Becoming the CEO of our own healthcare
During this past week’s class, Milo Werner said, “The vision is that . . . in 2050 everyone will be the CEO of their own healthcare. In order for all 7 billion people to be healthy and have access to healthcare, they are not all going to be able to see a human doctor. In reality, your ability to understand your own health and get recommendations to support your own wellbeing is going to be key.”
In order for this to happen we need 1) personal IoT devices that can continuously, and non-intrusively measure our health, 2) tools to connect and visualize the data from our disparate healthcare devices and 3) comprehensive platforms that analyzes and recommends health interventions for both preventative and acute needs.
Personal IoT Devices
There are many specialized and generic wearable devices and biosensors available for end consumers. These can come from personal purchases or be prescribed by providers. Regardless, these devices are enabling telehealth monitoring . An example—which Milo Werner shared—is the company AliveCor which is providing round-the-clock EKG monitoring and recommendations. Increasingly we will be using both non-invasive products such as AliveCor along with invasive IoT devices such as Proteus Discover, the ingestible sensor that sends data from your stomach to your mobile device . Consumers will have an array of devices that can measure many—if not all—critical measures necessary for good health.
Tool to connect and visualize data

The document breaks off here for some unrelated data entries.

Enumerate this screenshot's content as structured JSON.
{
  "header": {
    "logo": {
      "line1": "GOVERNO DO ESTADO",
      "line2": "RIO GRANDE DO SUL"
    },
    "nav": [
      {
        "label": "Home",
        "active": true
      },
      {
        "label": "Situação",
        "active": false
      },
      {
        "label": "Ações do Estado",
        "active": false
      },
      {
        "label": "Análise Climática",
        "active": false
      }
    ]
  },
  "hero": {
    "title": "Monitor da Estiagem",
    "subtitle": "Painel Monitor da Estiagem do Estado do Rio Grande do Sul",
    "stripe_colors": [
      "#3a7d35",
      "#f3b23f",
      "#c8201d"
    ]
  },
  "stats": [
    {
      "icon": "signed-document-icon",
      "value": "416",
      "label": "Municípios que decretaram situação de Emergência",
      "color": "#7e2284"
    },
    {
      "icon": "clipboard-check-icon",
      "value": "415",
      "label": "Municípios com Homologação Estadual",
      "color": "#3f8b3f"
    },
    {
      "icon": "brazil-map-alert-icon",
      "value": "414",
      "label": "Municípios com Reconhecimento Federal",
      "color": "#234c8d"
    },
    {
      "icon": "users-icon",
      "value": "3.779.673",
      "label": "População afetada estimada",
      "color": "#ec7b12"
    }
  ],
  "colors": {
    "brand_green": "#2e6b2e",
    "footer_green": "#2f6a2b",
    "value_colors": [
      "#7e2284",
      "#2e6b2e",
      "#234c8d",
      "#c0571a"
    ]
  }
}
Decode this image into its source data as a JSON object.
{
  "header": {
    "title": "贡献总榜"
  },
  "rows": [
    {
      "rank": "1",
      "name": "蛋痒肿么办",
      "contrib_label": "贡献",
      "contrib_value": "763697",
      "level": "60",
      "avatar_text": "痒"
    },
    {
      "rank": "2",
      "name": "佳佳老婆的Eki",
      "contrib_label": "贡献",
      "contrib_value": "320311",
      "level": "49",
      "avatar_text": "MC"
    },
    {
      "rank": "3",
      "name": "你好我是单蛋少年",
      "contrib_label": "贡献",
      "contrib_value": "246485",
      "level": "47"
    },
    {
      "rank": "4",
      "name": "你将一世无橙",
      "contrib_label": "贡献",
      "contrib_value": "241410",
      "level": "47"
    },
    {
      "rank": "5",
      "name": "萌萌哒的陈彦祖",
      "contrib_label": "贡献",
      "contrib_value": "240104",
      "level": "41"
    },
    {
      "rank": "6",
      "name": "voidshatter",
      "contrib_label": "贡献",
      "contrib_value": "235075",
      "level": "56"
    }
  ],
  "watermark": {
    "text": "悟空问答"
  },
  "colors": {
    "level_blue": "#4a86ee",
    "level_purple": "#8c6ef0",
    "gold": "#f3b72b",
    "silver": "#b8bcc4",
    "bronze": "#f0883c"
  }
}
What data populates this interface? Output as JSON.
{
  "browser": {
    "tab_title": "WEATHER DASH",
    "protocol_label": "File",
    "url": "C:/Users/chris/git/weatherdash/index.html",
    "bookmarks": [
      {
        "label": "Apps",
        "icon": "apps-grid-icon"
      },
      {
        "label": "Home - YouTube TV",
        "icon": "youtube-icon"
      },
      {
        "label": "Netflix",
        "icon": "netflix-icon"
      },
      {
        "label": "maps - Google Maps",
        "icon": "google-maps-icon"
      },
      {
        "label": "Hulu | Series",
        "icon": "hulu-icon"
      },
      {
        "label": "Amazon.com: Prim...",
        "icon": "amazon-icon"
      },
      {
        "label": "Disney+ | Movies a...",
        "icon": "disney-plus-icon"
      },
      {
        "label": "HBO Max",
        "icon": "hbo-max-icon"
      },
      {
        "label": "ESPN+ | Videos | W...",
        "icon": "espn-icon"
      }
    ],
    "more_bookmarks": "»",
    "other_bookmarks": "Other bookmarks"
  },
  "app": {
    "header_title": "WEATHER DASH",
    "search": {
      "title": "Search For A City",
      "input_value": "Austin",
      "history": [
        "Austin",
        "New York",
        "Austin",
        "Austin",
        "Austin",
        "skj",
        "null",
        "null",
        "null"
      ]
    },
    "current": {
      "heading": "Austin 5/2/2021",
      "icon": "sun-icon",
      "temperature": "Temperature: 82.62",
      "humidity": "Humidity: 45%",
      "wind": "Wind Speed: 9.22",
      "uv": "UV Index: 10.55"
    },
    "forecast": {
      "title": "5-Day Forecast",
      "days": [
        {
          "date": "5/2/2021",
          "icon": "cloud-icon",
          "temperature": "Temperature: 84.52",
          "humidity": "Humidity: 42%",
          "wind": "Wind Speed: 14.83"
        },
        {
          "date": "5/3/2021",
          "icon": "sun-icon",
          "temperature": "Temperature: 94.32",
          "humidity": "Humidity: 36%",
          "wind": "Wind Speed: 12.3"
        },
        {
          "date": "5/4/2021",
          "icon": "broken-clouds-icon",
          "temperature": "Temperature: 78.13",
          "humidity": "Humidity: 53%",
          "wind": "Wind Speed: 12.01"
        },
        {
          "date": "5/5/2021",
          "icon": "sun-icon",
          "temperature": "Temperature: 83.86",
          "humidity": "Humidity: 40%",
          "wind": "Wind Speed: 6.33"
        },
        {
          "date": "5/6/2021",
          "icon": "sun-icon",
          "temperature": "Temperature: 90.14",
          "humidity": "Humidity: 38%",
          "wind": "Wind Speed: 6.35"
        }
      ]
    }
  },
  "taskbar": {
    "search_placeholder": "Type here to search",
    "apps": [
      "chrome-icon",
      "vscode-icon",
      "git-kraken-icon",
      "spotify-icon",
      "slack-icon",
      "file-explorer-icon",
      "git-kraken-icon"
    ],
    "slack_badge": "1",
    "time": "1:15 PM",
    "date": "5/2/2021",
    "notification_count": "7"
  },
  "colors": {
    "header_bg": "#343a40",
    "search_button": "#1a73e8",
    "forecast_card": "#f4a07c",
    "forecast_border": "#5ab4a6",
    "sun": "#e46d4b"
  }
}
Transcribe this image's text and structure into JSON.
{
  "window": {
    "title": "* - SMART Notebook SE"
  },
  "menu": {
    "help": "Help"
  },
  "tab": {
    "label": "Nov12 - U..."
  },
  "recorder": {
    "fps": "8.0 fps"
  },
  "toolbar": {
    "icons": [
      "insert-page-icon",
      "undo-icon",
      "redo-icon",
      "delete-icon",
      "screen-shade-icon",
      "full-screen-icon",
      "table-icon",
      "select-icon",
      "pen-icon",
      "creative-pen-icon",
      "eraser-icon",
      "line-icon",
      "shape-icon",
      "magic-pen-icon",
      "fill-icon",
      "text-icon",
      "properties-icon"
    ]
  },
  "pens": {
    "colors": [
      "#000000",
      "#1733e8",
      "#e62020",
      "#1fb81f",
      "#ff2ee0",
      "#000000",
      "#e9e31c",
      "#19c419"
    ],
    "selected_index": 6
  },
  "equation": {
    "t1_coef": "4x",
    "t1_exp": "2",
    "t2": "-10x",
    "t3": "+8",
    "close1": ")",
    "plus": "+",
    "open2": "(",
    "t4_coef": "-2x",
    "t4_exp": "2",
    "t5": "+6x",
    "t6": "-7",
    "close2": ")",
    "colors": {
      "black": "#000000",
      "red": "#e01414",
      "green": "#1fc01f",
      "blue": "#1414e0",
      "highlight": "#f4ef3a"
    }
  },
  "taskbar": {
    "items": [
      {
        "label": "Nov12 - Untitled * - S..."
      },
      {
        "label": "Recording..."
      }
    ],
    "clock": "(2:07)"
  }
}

We are quickly approaching 50 billion IoT devices in use, and that number will rise rapidly for many years . As end consumers begin utilizing multiple health-related IoT devices, it will be critical to have a synthesizing tool that captures, organizes, and is able to display this data. Illustrative is Apple’s Health App. Health is a data collector and aggregator of our many disparate sources of health data and is creating individualized health dashboards. The more accurate and robust this data becomes, the more valuable it will be for both the individual and those who have access to the data.
Platform to Analyze and Recommend
With data collector, aggregator, and visualization tools in place, the final component will be evaluating that data to determine preventative and acute health interventions. This will likely be done in a combination of AI and remote-health providers reviewing and analyzing the data. AI will likely be the primary source to identify health concern areas and provide suggested recommendations—especially for health factors within the realm of evidence-based and precision medicine (vs intuitive medicine) . This platform will then need to relay the information back to the end consumers for suggested interventions.
This reality of making everyone the CEO of their own healthcare is well within the reach of current and upcoming technology. As companies move down the learning and cost curves and gain economies of scale they can begin selling products to the entire 7 billion and help achieve Milo and Khosla’s goal of enabling a ‘rich lifestyle’ for all.